Impeaching the US President: How does it work?

World Today

House Speaker Nancy Pelosi (D-CA) walks through a House corridor ahead of an impeachment proceeding announcement, at the U.S. Capitol in Washington, U.S., September 24, 2019. (REUTERS/Tom Brenner)

Historic and dramatic-the impeachment inquiry pits Democrats in the U.S. House of Representatives against the U.S. President. But what will it ultimately achieve?

CGTN’s Gerald Tan goes through the process.

The first thing that must be made clear is that impeachment does not mean the removal from office.

There’s actually a long process from when a U.S. president is impeached before he’s possibly forced from office. And, so far, Congress has never successfully removed a sitting president.

The term impeachment refers to the filing of charges.

To do that, the House of Representatives first begins an impeachment inquiry. House Speaker Nancy Pelosi launched this process Tuesday.

Already, six committees are investigating misconduct by U.S. President Donald Trump. If they find enough evidence, they will then put forth what are called “Articles of Impeachment.”

The House of Representatives then votes on these articles; all that’s needed is a simple majority. And in a Democrat-controlled House, an impeachment seems possible.

Next, it’s up to the Senate to hold a trial on whether to remove the President. But this vote requires two-thirds of the Senate, a tall order because Republicans are in control. It would take what many analysts consider a “bipartisan miracle” to vote Trump out of office.

Some history: only two U.S. presidents have ever been impeached: Andrew Johnson in 1868, and Bill Clinton in 1998. But both were acquitted and completed their terms. Richard Nixon resigned in 1974 to avoid the prospect of impeachment.

Of course, there are other issues at play. The Constitution allows for Congress to remove presidents if it’s deemed they committed “treason, bribery, or other high crimes and misdemeanors.” Essentially, it boils down to an abuse of power.

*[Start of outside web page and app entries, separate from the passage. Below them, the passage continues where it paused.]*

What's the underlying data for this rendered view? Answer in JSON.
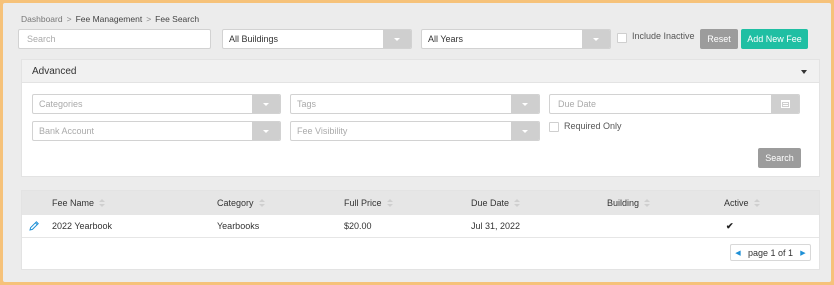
{
  "breadcrumb": {
    "items": [
      "Dashboard",
      "Fee Management",
      "Fee Search"
    ],
    "separator": ">"
  },
  "filters": {
    "search_placeholder": "Search",
    "building": "All Buildings",
    "year": "All Years",
    "include_inactive_label": "Include Inactive",
    "include_inactive_checked": false,
    "reset_label": "Reset",
    "add_new_label": "Add New Fee"
  },
  "advanced": {
    "title": "Advanced",
    "categories_placeholder": "Categories",
    "tags_placeholder": "Tags",
    "due_date_placeholder": "Due Date",
    "bank_account_placeholder": "Bank Account",
    "fee_visibility_placeholder": "Fee Visibility",
    "required_only_label": "Required Only",
    "required_only_checked": false,
    "search_label": "Search"
  },
  "table": {
    "columns": [
      "Fee Name",
      "Category",
      "Full Price",
      "Due Date",
      "Building",
      "Active"
    ],
    "rows": [
      {
        "fee_name": "2022 Yearbook",
        "category": "Yearbooks",
        "full_price": "$20.00",
        "due_date": "Jul 31, 2022",
        "building": "",
        "active": "✔"
      }
    ],
    "pager_text": "page 1 of 1"
  },
  "colors": {
    "accent": "#1fbfa3",
    "reset": "#9c9c9c",
    "link": "#1e90d6",
    "frame": "#f6c27a"
  }
}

But because there are no precise standards for what constitutes as a high crime or misdemeanor, it opens the door to a lengthy, laborious process.